IOWA CITY, Iowa – Raimond Braithwaite is in his 17th year as a member of the Iowa football team’s strength and conditioning program, but his role has changed dramatically since last June.
First promoted to interim director in June of 2020, Braithwaite was officially named as director in March of this year.
Many of the questions Braithwaite is facing as the new leader of the Iowa strength and conditioning program revolve around former strength and conditioning coach Chris Doyle and allegations of racial bias within the program, which were brought to light last summer by dozens of Black former players.
Most of the accusations centered around Doyle.
“Obviously, everything was so sudden and abrupt with the way change occurred,” Braithwaite said. “A thing that really helped was the team and, the coaches, and the staff.
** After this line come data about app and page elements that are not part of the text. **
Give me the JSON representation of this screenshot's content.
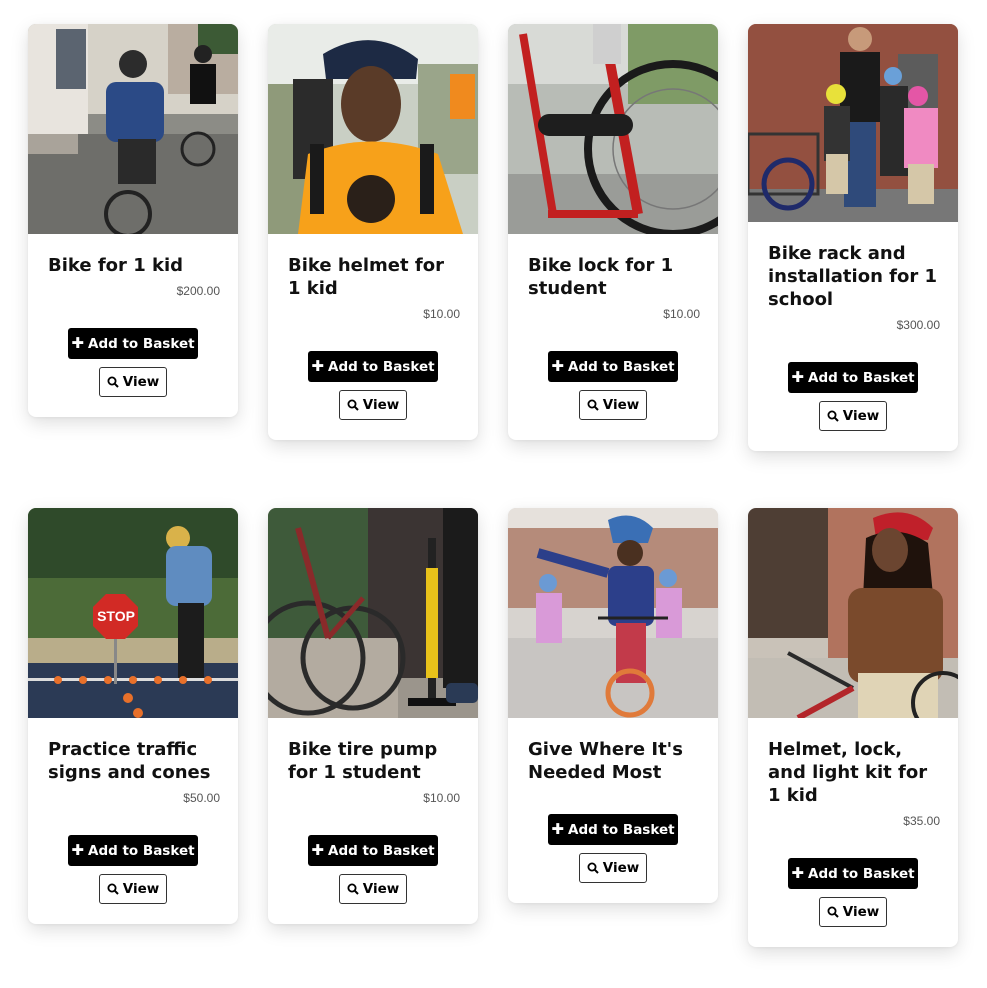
{
  "products": [
    {
      "title": "Bike for 1 kid",
      "price": "$200.00",
      "add_label": "Add to Basket",
      "view_label": "View",
      "image": "kid-riding-bike-photo"
    },
    {
      "title": "Bike helmet for 1 kid",
      "price": "$10.00",
      "add_label": "Add to Basket",
      "view_label": "View",
      "image": "kid-in-helmet-photo"
    },
    {
      "title": "Bike lock for 1 student",
      "price": "$10.00",
      "add_label": "Add to Basket",
      "view_label": "View",
      "image": "red-bike-lock-photo"
    },
    {
      "title": "Bike rack and installation for 1 school",
      "price": "$300.00",
      "add_label": "Add to Basket",
      "view_label": "View",
      "image": "family-at-bike-rack-photo"
    },
    {
      "title": "Practice traffic signs and cones",
      "price": "$50.00",
      "add_label": "Add to Basket",
      "view_label": "View",
      "image": "stop-sign-cones-photo"
    },
    {
      "title": "Bike tire pump for 1 student",
      "price": "$10.00",
      "add_label": "Add to Basket",
      "view_label": "View",
      "image": "tire-pump-photo"
    },
    {
      "title": "Give Where It's Needed Most",
      "price": "",
      "add_label": "Add to Basket",
      "view_label": "View",
      "image": "kids-riding-group-photo"
    },
    {
      "title": "Helmet, lock, and light kit for 1 kid",
      "price": "$35.00",
      "add_label": "Add to Basket",
      "view_label": "View",
      "image": "girl-with-bike-photo"
    }
  ],
  "icons": {
    "add": "plus-icon",
    "view": "search-icon"
  },
  "colors": {
    "button_bg": "#000000",
    "button_text": "#ffffff",
    "text": "#111111",
    "price": "#555555"
  }
}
Everybody was really invested in the strength in our program and my success.”
Doyle and Iowa reached a separation agreement on June 15, 2020, and Doyle was paid $1.1 million as part of the agreement.
Several former Iowa players filed a federal civil rights lawsuit against the program last November that is still ongoing, and also includes offensive coordinator Brian Ferentz, who is the son of head coach Kirk Ferentz.
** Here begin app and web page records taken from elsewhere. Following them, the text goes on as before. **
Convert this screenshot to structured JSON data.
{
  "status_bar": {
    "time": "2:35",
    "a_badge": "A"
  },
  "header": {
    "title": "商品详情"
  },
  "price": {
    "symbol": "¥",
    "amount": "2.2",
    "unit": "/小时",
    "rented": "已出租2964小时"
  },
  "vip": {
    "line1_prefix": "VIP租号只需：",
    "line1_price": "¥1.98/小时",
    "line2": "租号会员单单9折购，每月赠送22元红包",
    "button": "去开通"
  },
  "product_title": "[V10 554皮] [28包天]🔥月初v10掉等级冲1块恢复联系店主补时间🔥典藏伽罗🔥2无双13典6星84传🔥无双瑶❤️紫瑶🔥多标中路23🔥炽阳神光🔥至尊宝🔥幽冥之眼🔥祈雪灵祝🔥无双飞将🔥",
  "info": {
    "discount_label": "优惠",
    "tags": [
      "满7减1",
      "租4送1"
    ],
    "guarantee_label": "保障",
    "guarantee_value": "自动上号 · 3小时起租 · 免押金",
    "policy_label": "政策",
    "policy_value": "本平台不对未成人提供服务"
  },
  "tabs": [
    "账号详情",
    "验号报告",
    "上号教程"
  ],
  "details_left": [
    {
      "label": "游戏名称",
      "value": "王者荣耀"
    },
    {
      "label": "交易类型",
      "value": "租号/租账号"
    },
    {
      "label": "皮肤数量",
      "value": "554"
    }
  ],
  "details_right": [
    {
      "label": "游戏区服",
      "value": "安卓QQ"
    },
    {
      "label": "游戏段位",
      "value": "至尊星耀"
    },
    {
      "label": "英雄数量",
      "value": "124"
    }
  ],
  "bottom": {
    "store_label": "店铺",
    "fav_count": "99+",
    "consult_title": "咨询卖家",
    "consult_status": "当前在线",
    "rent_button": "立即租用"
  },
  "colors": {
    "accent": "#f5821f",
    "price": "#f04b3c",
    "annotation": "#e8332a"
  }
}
Change of leadership within the program brings up questions about how the culture has or has not changed under new leadership.
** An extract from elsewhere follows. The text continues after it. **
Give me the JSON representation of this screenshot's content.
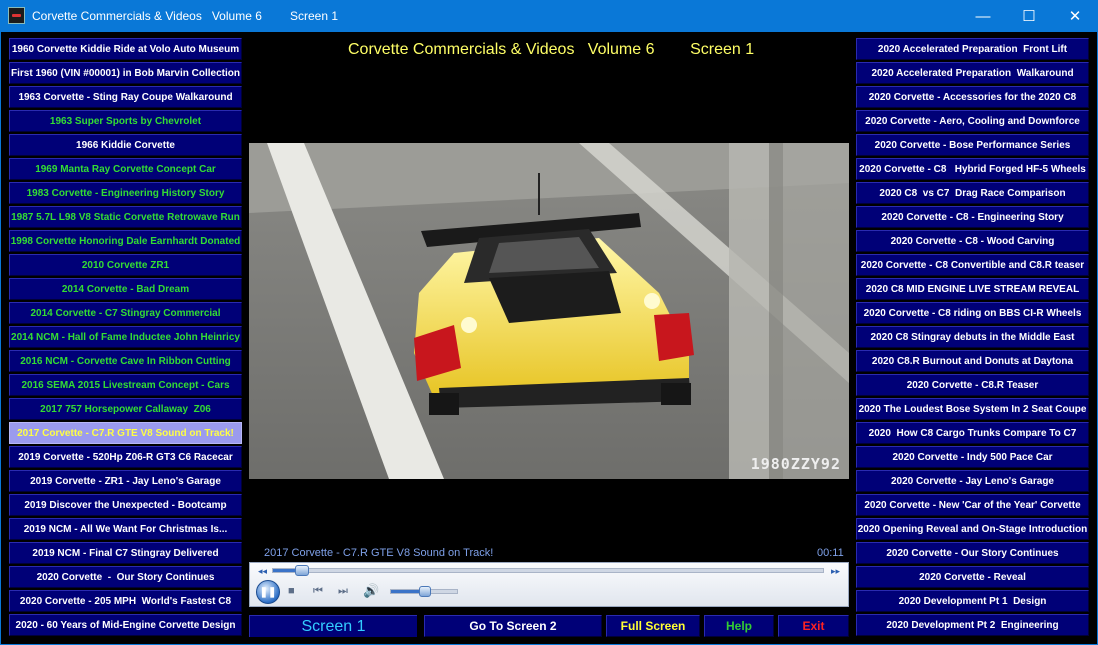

Braithwaite already has the respect from the players in the program, and he uses his nearly two decades of experience to help the team stay focused on moving forward.
“I didn’t have to sit down and tell guys this is how it is because we have a very solid culture in place,” Braithwaite said. “The guys understand what it means to train in our weight room and our program…I had been around for so long that guys knew me, so that transition and getting used to me in this different role wasn’t really hard for the guys on the team.”
This smooth transition has allowed Braithwaite to still implement the same practices that players are comfortable with, while learning from the past experiences.
Braithwaite is also committed to being heavily involved in the recruitment process, as many people have voiced their concerns about not only how the past events affect the current players, but potential recruits in the future.
“I have the opportunity to meet with recruits on a one-to-one basis, just like Chris did in the past, so that has not changed at all.” Braithwaite said. “It’s more me explaining what our strength and conditioning program entails. Not much about what has happened in the past.”
Beyond the changes in leadership, this summer also offers a much different experience for the players and staff compared to the summer of 2020, as training groups in the previous summer were sectioned off into groups to train, lift, and eat with by position last year to help prevent contact tracing of COVID-19.
“They enjoy actually enjoy being around one another,” Braithwaite said. “Just the team cohesion and guys being able to be around each other is huge.”